New Scooter Law to Take Effect Next Week
Starting Oct. 1, moped and scooter operators can be fined for riding without safety gear, vehicle insurance, or a proper permit and title.
If you own a moped or scooter, get ready to shell out for more gear, insurance, and vehicle identification starting Oct. 1.
Maryland legislators discussed upcoming changes to the state's motor scooter policies Monday during a press conference at the University of Maryland.
A new law passed by the Maryland General Assembly in March requires all motor scooters and mopeds to be insured and display a title decal for identification.
Scooter and moped operators must also wear a helmet and eye protection and possess a valid driver’s license or a moped operator’s permit.
Owners can title their motor scooters online at the Maryland Vehicle Administration website and receive the required decal by mail.

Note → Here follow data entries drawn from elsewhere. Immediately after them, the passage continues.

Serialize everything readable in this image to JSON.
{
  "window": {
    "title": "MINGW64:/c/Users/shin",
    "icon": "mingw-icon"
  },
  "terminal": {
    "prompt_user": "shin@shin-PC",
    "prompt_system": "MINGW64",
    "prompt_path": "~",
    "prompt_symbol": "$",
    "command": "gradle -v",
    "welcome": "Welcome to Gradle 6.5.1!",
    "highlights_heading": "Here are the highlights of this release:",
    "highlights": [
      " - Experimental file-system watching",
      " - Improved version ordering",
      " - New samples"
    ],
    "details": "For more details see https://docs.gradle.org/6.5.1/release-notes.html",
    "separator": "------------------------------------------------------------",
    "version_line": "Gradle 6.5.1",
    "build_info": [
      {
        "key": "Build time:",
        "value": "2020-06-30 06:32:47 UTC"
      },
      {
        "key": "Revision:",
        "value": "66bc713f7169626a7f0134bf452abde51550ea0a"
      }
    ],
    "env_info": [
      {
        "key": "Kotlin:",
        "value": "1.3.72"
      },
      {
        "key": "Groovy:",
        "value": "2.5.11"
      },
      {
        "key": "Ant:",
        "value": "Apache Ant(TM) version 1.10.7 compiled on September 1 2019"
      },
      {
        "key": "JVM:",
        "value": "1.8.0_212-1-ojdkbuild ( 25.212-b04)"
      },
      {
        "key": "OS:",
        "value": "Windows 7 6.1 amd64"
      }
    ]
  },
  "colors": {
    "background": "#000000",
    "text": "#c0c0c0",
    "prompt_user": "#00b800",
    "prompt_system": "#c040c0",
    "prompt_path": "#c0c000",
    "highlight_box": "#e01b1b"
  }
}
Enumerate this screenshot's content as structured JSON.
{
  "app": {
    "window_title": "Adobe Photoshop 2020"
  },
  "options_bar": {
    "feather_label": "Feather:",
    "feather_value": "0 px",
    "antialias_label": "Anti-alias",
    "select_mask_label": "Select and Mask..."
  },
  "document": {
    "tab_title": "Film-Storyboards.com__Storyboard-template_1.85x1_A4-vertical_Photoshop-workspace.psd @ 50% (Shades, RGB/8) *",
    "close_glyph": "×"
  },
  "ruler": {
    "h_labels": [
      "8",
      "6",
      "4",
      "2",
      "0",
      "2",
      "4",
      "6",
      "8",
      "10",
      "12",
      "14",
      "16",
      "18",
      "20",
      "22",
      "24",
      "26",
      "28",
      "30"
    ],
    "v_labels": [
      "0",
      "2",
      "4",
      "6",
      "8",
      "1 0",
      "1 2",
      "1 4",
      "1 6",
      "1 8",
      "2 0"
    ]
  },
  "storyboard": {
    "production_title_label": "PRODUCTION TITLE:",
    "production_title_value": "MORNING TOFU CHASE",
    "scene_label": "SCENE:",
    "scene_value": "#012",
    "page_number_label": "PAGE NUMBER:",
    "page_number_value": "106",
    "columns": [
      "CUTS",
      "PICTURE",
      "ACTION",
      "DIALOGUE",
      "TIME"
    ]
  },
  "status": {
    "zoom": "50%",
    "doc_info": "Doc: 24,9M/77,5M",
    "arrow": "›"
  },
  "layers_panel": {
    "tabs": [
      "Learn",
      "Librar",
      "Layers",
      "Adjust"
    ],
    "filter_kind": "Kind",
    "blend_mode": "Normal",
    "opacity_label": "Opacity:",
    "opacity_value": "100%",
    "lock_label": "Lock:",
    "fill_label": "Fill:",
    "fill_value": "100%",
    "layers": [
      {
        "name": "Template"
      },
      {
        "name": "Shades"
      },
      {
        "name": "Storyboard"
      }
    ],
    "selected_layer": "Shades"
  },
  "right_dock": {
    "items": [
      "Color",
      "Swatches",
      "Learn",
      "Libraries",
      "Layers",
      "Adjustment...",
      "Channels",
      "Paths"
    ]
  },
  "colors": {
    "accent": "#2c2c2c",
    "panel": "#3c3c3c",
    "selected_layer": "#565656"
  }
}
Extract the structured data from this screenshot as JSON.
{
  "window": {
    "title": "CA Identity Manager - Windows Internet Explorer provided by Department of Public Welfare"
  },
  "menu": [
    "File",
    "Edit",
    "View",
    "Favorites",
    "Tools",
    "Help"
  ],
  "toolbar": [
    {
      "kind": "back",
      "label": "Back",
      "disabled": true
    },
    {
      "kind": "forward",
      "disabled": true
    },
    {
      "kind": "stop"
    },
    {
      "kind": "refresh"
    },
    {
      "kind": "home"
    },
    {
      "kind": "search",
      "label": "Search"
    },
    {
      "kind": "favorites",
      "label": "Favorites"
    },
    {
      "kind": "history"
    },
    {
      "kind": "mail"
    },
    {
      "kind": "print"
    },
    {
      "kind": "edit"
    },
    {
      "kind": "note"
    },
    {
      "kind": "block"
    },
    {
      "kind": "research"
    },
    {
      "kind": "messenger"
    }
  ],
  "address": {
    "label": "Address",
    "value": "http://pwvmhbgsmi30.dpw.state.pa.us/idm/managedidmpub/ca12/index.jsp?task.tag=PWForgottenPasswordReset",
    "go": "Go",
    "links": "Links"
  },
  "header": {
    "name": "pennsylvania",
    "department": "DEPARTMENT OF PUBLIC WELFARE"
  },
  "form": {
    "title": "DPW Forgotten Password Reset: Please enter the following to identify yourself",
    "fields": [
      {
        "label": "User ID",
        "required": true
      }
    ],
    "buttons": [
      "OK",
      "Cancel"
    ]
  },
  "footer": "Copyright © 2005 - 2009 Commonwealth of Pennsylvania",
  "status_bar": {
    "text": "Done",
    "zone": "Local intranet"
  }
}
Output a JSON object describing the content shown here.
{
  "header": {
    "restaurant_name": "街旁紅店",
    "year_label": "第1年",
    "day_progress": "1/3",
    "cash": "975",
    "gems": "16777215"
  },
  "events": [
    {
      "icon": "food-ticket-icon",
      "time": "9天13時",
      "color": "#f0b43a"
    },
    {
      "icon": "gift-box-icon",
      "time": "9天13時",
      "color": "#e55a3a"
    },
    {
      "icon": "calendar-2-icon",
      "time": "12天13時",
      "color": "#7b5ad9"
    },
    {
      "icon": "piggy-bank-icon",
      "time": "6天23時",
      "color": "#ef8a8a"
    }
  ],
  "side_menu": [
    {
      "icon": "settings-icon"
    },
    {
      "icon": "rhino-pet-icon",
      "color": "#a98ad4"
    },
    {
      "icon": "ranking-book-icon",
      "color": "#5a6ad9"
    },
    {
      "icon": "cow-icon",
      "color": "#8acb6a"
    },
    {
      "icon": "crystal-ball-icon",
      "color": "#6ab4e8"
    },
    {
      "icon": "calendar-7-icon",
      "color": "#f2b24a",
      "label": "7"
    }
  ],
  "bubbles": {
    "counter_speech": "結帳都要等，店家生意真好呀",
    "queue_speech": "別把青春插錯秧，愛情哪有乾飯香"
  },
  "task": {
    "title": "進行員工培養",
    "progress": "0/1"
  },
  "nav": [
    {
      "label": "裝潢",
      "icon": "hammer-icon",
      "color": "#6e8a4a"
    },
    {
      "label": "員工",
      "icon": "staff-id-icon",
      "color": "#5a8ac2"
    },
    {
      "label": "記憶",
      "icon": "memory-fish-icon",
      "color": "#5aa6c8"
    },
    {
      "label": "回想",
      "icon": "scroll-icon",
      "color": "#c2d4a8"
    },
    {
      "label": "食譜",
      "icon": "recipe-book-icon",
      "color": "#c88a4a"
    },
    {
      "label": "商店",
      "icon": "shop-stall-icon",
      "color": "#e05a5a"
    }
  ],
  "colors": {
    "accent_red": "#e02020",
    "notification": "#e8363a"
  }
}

John Kuo, the governor’s Highway Safety Representative, said the law was largely a response to the seven deaths caused by scooter accidents last year.
“You see individuals are riding these scooters on our roadways more," Kuo said. "Obviously it’s a very inexpensive way of getting around to local grocery stores or wherever you’re traveling to.“
After Oct. 1, any motor scooter operator can be fined $110 for not wearing a helmet, $290 for not having insurance, or $70 for not displaying a vehicle title.
Previously, state law only imposed such requirements on motorcycle owners.
“This is something we’ve been working on for several years,” Kuo said. “The existing laws basically had a loophole in it. These under 50cc motor scooters have been falling through the cracks because they’re treated as bicycles.”
Kuo hopes that the new law will help eliminate scooter deaths next year by cutting down on dangerous driving. There have been no such fatalities in College Park this year.
“A lot of people are not aware that by the existing law’s requirements you’re not allowed to ride [scooters] in the middle of the roadway.” Kuo said. “You need to keep to the right of the roadway as much as you can and you cannot be riding them on any roadway above 50 miles per hour.”
Maj. Jerry Jones, the assistant chief of the Maryland State Police Field Operations Bureau, said the bottom line is that safety comes first and that operators need to observe the rules of the road.
“Above all, I urge you to ride safely,” Jones said.